Amy Schumer’s TRAINWRECK is both “brutally funny” and “raucously funny,” according to the New York and Los Angeles Times, respectively. The new Woody Allen appears to be a re-hash of some of his older, better films. And Marvel’s ANT-MAN is “a passable piece of drone work from the ever-expanding Marvey-Disney colony” (writes a clever A.O. Scott.)
One of the strongest reviewed films of the week, though, comes from an unexpected (by me, anyway) place – Bill Condon’s MR. HOLMES. The New York Times writes of Ian McKellen’s “gratifyingly but unsurprisingly wonderful” performance, while Kenneth Turan, writing from Los Angeles, raves: “Doing something completely different with this character…is no easy task, but the beautifully done Mr. Holmes has made it happen.”
A.O. Scott compares Joshua Oppenheimer’s THE LOOK OF SILENCE, favorably, with SHOAH, and calls it “a painful, profoundly empathetic work of moral reckoning.” (It’s opening on just a single screen in NYC.)
Kyle Patrick Alvarez dramatic re-telling of THE STANFORD PRISON EXPERIMENT (which we all remember from Psych 101, and which I will forever associate with one of the dumber Veronica Mars storylines) is getting strong reviews in the New York and L.A. papers. Neil Genzlinger, writing in the NYT, calls it “stark and riveting.”
Opening in New York, at the IFC Center, there’s a doc called STEAK (R)EVOLUTION, about a guy’s search for the world’s best steak, that sounds so boring I just barely made it through the capsule review. Good grief.
Stephen Holden dismisses the Viola Davis/Jennifer Lopez starrer LILA & EVE, writing that it “feels like an exploitative made-for-TV quickie,” apparently unaware that it was produced by Lifetime Films. Meaning it is an exploitative made-for-TV quickie. The Los Angeles Times was kinder, deeming it “a guilty pleasure.”

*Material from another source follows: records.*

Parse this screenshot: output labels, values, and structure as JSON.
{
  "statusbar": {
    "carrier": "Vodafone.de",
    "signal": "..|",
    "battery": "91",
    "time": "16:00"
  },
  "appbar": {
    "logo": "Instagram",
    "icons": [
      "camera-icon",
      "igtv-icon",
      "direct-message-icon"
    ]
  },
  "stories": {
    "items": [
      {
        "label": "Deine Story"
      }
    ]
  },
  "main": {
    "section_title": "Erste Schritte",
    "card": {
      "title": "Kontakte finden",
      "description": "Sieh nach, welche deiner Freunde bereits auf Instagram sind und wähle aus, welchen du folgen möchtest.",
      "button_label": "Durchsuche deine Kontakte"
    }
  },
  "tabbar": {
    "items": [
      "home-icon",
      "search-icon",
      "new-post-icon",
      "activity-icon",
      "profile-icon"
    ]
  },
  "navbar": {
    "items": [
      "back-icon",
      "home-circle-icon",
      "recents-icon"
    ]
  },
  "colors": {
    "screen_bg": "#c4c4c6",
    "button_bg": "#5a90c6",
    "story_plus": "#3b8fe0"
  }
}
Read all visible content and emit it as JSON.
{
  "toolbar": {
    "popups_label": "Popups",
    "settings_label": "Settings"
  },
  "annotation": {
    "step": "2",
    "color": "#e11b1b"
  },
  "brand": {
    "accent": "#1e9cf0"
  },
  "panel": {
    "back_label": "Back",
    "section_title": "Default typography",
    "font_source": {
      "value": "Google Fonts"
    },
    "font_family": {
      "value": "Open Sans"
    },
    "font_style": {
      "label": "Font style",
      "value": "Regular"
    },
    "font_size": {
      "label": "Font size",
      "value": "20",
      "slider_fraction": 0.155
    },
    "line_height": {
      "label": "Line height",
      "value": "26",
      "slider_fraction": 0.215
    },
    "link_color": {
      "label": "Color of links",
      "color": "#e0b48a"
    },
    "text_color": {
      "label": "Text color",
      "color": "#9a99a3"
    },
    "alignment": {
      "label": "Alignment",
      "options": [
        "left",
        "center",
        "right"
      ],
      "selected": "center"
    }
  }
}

The award for Best Editor’s Headline goes to the print edition of the New York Times, which tops Holden’s review of ALLELUIA with “She’s Obsessed With Him; He’s Obsessed With Feet.”